> **What this task involves**:
Give back the records in full, with every line exactly as it was.

> **Entries provided**:
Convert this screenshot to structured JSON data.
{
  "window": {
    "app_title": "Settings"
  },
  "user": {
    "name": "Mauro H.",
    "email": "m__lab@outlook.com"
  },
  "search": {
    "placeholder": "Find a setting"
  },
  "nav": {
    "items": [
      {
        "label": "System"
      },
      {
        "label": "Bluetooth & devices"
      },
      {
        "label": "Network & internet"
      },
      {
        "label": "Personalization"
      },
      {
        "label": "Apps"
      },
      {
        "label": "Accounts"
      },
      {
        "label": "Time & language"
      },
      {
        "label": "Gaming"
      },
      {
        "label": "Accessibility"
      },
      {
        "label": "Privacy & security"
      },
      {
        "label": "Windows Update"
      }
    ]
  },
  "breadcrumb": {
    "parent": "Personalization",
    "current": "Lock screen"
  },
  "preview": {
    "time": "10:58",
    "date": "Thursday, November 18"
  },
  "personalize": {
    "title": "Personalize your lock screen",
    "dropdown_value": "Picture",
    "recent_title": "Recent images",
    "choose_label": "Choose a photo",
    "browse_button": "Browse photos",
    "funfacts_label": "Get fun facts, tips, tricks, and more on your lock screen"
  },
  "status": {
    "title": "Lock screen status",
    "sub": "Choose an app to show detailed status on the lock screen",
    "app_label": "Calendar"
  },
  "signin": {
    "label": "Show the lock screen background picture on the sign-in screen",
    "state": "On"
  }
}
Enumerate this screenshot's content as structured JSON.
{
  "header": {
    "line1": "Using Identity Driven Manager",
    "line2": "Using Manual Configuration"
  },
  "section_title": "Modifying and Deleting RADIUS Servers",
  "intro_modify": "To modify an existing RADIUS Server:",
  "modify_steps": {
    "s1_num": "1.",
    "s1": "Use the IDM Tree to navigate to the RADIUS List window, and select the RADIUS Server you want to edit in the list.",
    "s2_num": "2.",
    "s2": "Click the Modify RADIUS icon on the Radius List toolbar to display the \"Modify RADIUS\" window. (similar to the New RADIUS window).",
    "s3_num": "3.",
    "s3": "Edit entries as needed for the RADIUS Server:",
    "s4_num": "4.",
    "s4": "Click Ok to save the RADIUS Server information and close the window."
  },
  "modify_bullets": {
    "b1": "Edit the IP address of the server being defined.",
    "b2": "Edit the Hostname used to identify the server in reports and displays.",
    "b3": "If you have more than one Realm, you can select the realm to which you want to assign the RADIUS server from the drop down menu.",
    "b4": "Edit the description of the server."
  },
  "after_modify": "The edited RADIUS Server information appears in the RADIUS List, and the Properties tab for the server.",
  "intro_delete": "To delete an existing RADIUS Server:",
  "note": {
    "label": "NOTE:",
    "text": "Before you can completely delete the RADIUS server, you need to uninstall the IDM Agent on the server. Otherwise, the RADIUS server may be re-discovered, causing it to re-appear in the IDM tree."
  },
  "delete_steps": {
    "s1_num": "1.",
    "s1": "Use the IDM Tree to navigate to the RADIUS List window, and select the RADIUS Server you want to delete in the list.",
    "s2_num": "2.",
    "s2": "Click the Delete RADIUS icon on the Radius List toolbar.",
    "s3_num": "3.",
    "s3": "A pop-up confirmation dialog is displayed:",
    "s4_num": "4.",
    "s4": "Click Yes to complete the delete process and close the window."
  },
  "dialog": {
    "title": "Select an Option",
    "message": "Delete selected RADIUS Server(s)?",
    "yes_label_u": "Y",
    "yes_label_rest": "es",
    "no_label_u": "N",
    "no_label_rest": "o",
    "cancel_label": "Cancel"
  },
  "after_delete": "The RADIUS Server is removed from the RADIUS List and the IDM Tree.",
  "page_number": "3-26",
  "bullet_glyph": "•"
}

> **Task response**:
Convert this screenshot to structured JSON data.
{
  "window": {
    "app_title": "Settings"
  },
  "user": {
    "name": "Mauro H.",
    "email": "m__lab@outlook.com"
  },
  "search": {
    "placeholder": "Find a setting"
  },
  "nav": {
    "items": [
      {
        "label": "System"
      },
      {
        "label": "Bluetooth & devices"
      },
      {
        "label": "Network & internet"
      },
      {
        "label": "Personalization"
      },
      {
        "label": "Apps"
      },
      {
        "label": "Accounts"
      },
      {
        "label": "Time & language"
      },
      {
        "label": "Gaming"
      },
      {
        "label": "Accessibility"
      },
      {
        "label": "Privacy & security"
      },
      {
        "label": "Windows Update"
      }
    ]
  },
  "breadcrumb": {
    "parent": "Personalization",
    "current": "Lock screen"
  },
  "preview": {
    "time": "10:58",
    "date": "Thursday, November 18"
  },
  "personalize": {
    "title": "Personalize your lock screen",
    "dropdown_value": "Picture",
    "recent_title": "Recent images",
    "choose_label": "Choose a photo",
    "browse_button": "Browse photos",
    "funfacts_label": "Get fun facts, tips, tricks, and more on your lock screen"
  },
  "status": {
    "title": "Lock screen status",
    "sub": "Choose an app to show detailed status on the lock screen",
    "app_label": "Calendar"
  },
  "signin": {
    "label": "Show the lock screen background picture on the sign-in screen",
    "state": "On"
  }
}
Enumerate this screenshot's content as structured JSON.
{
  "header": {
    "line1": "Using Identity Driven Manager",
    "line2": "Using Manual Configuration"
  },
  "section_title": "Modifying and Deleting RADIUS Servers",
  "intro_modify": "To modify an existing RADIUS Server:",
  "modify_steps": {
    "s1_num": "1.",
    "s1": "Use the IDM Tree to navigate to the RADIUS List window, and select the RADIUS Server you want to edit in the list.",
    "s2_num": "2.",
    "s2": "Click the Modify RADIUS icon on the Radius List toolbar to display the \"Modify RADIUS\" window. (similar to the New RADIUS window).",
    "s3_num": "3.",
    "s3": "Edit entries as needed for the RADIUS Server:",
    "s4_num": "4.",
    "s4": "Click Ok to save the RADIUS Server information and close the window."
  },
  "modify_bullets": {
    "b1": "Edit the IP address of the server being defined.",
    "b2": "Edit the Hostname used to identify the server in reports and displays.",
    "b3": "If you have more than one Realm, you can select the realm to which you want to assign the RADIUS server from the drop down menu.",
    "b4": "Edit the description of the server."
  },
  "after_modify": "The edited RADIUS Server information appears in the RADIUS List, and the Properties tab for the server.",
  "intro_delete": "To delete an existing RADIUS Server:",
  "note": {
    "label": "NOTE:",
    "text": "Before you can completely delete the RADIUS server, you need to uninstall the IDM Agent on the server. Otherwise, the RADIUS server may be re-discovered, causing it to re-appear in the IDM tree."
  },
  "delete_steps": {
    "s1_num": "1.",
    "s1": "Use the IDM Tree to navigate to the RADIUS List window, and select the RADIUS Server you want to delete in the list.",
    "s2_num": "2.",
    "s2": "Click the Delete RADIUS icon on the Radius List toolbar.",
    "s3_num": "3.",
    "s3": "A pop-up confirmation dialog is displayed:",
    "s4_num": "4.",
    "s4": "Click Yes to complete the delete process and close the window."
  },
  "dialog": {
    "title": "Select an Option",
    "message": "Delete selected RADIUS Server(s)?",
    "yes_label_u": "Y",
    "yes_label_rest": "es",
    "no_label_u": "N",
    "no_label_rest": "o",
    "cancel_label": "Cancel"
  },
  "after_delete": "The RADIUS Server is removed from the RADIUS List and the IDM Tree.",
  "page_number": "3-26",
  "bullet_glyph": "•"
}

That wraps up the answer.